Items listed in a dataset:
****************************************

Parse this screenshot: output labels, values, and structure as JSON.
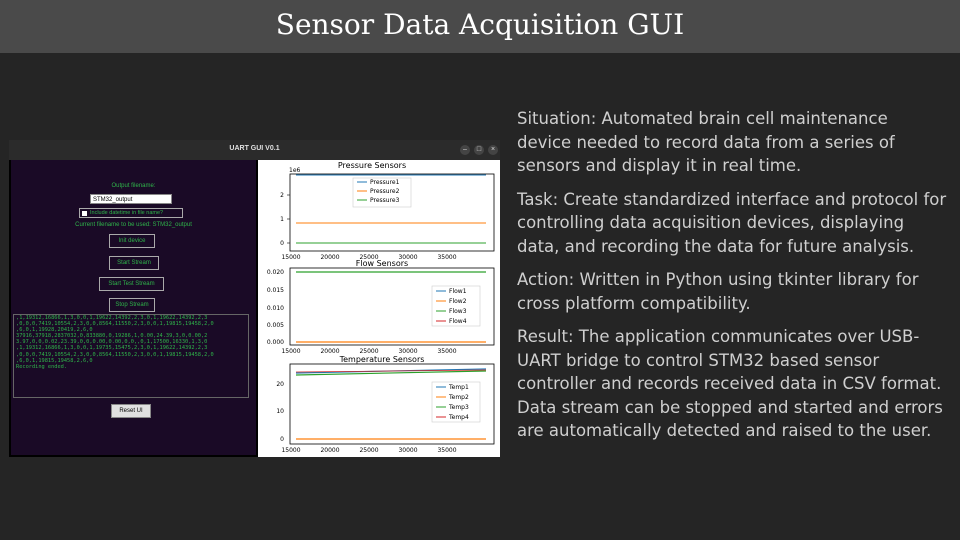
{
  "slide": {
    "title": "Sensor Data Acquisition GUI"
  },
  "window": {
    "title": "UART GUI V0.1",
    "btn_min": "–",
    "btn_max": "□",
    "btn_close": "×"
  },
  "form": {
    "output_filename_label": "Output filename:",
    "output_filename_value": "STM32_output",
    "include_datetime_label": "Include datetime in file name?",
    "current_filename": "Current filename to be used: STM32_output",
    "init_device": "Init device",
    "start_stream": "Start Stream",
    "start_test_stream": "Start Test Stream",
    "stop_stream": "Stop Stream",
    "reset_ui": "Reset UI"
  },
  "console_lines": [
    ",1,19312,16866,1,3,0,0,1,19622,14392,2,3,0,1,19622,14392,2,3",
    ",0,0,0,7419,10554,2,3,0,0,8564,11550,2,3,0,0,1,19815,19458,2,0",
    ",6,0,1,19928,20419,2,6,0",
    "37916,37918,2837032,0,833880,0,19286,1,0.00,24.39,3,0,0.00,2",
    "3.97,0,0,0.02,23.39,0,0,0.00,0.00,0,0,,0,1,17500,16330,1,3,0",
    ",1,19312,16866,1,3,0,0,1,19735,15475,2,3,0,1,19622,14392,2,3",
    ",0,0,0,7419,10554,2,3,0,0,8564,11550,2,3,0,0,1,19815,19458,2,0",
    ",6,0,1,19815,19458,2,6,0",
    "Recording ended."
  ],
  "colors": {
    "blue": "#1f77b4",
    "orange": "#ff7f0e",
    "green": "#2ca02c",
    "red": "#d62728"
  },
  "charts": {
    "pressure": {
      "title": "Pressure Sensors",
      "multiplier": "1e6",
      "yticks": [
        "2",
        "1",
        "0"
      ],
      "legend": [
        "Pressure1",
        "Pressure2",
        "Pressure3"
      ]
    },
    "flow": {
      "title": "Flow Sensors",
      "yticks": [
        "0.020",
        "0.015",
        "0.010",
        "0.005",
        "0.000"
      ],
      "legend": [
        "Flow1",
        "Flow2",
        "Flow3",
        "Flow4"
      ]
    },
    "temp": {
      "title": "Temperature Sensors",
      "yticks": [
        "20",
        "10",
        "0"
      ],
      "legend": [
        "Temp1",
        "Temp2",
        "Temp3",
        "Temp4"
      ]
    },
    "xticks": [
      "15000",
      "20000",
      "25000",
      "30000",
      "35000"
    ]
  },
  "bullets": {
    "situation": "Situation: Automated brain cell maintenance device needed to record data from a series of sensors and display it in real time.",
    "task": "Task: Create standardized interface and protocol for controlling data acquisition devices, displaying data, and recording the data for future analysis.",
    "action": "Action: Written in Python using tkinter library for cross platform compatibility.",
    "result": "Result: The application communicates over USB-UART bridge to control STM32 based sensor controller and records received data in CSV format. Data stream can be stopped and started and errors are automatically detected and raised to the user."
  }
}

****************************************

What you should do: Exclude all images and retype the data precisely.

Solution for this exercise:
Parse this screenshot: output labels, values, and structure as JSON.
{
  "slide": {
    "title": "Sensor Data Acquisition GUI"
  },
  "window": {
    "title": "UART GUI V0.1",
    "btn_min": "–",
    "btn_max": "□",
    "btn_close": "×"
  },
  "form": {
    "output_filename_label": "Output filename:",
    "output_filename_value": "STM32_output",
    "include_datetime_label": "Include datetime in file name?",
    "current_filename": "Current filename to be used: STM32_output",
    "init_device": "Init device",
    "start_stream": "Start Stream",
    "start_test_stream": "Start Test Stream",
    "stop_stream": "Stop Stream",
    "reset_ui": "Reset UI"
  },
  "console_lines": [
    ",1,19312,16866,1,3,0,0,1,19622,14392,2,3,0,1,19622,14392,2,3",
    ",0,0,0,7419,10554,2,3,0,0,8564,11550,2,3,0,0,1,19815,19458,2,0",
    ",6,0,1,19928,20419,2,6,0",
    "37916,37918,2837032,0,833880,0,19286,1,0.00,24.39,3,0,0.00,2",
    "3.97,0,0,0.02,23.39,0,0,0.00,0.00,0,0,,0,1,17500,16330,1,3,0",
    ",1,19312,16866,1,3,0,0,1,19735,15475,2,3,0,1,19622,14392,2,3",
    ",0,0,0,7419,10554,2,3,0,0,8564,11550,2,3,0,0,1,19815,19458,2,0",
    ",6,0,1,19815,19458,2,6,0",
    "Recording ended."
  ],
  "colors": {
    "blue": "#1f77b4",
    "orange": "#ff7f0e",
    "green": "#2ca02c",
    "red": "#d62728"
  },
  "charts": {
    "pressure": {
      "title": "Pressure Sensors",
      "multiplier": "1e6",
      "yticks": [
        "2",
        "1",
        "0"
      ],
      "legend": [
        "Pressure1",
        "Pressure2",
        "Pressure3"
      ]
    },
    "flow": {
      "title": "Flow Sensors",
      "yticks": [
        "0.020",
        "0.015",
        "0.010",
        "0.005",
        "0.000"
      ],
      "legend": [
        "Flow1",
        "Flow2",
        "Flow3",
        "Flow4"
      ]
    },
    "temp": {
      "title": "Temperature Sensors",
      "yticks": [
        "20",
        "10",
        "0"
      ],
      "legend": [
        "Temp1",
        "Temp2",
        "Temp3",
        "Temp4"
      ]
    },
    "xticks": [
      "15000",
      "20000",
      "25000",
      "30000",
      "35000"
    ]
  },
  "bullets": {
    "situation": "Situation: Automated brain cell maintenance device needed to record data from a series of sensors and display it in real time.",
    "task": "Task: Create standardized interface and protocol for controlling data acquisition devices, displaying data, and recording the data for future analysis.",
    "action": "Action: Written in Python using tkinter library for cross platform compatibility.",
    "result": "Result: The application communicates over USB-UART bridge to control STM32 based sensor controller and records received data in CSV format. Data stream can be stopped and started and errors are automatically detected and raised to the user."
  }
}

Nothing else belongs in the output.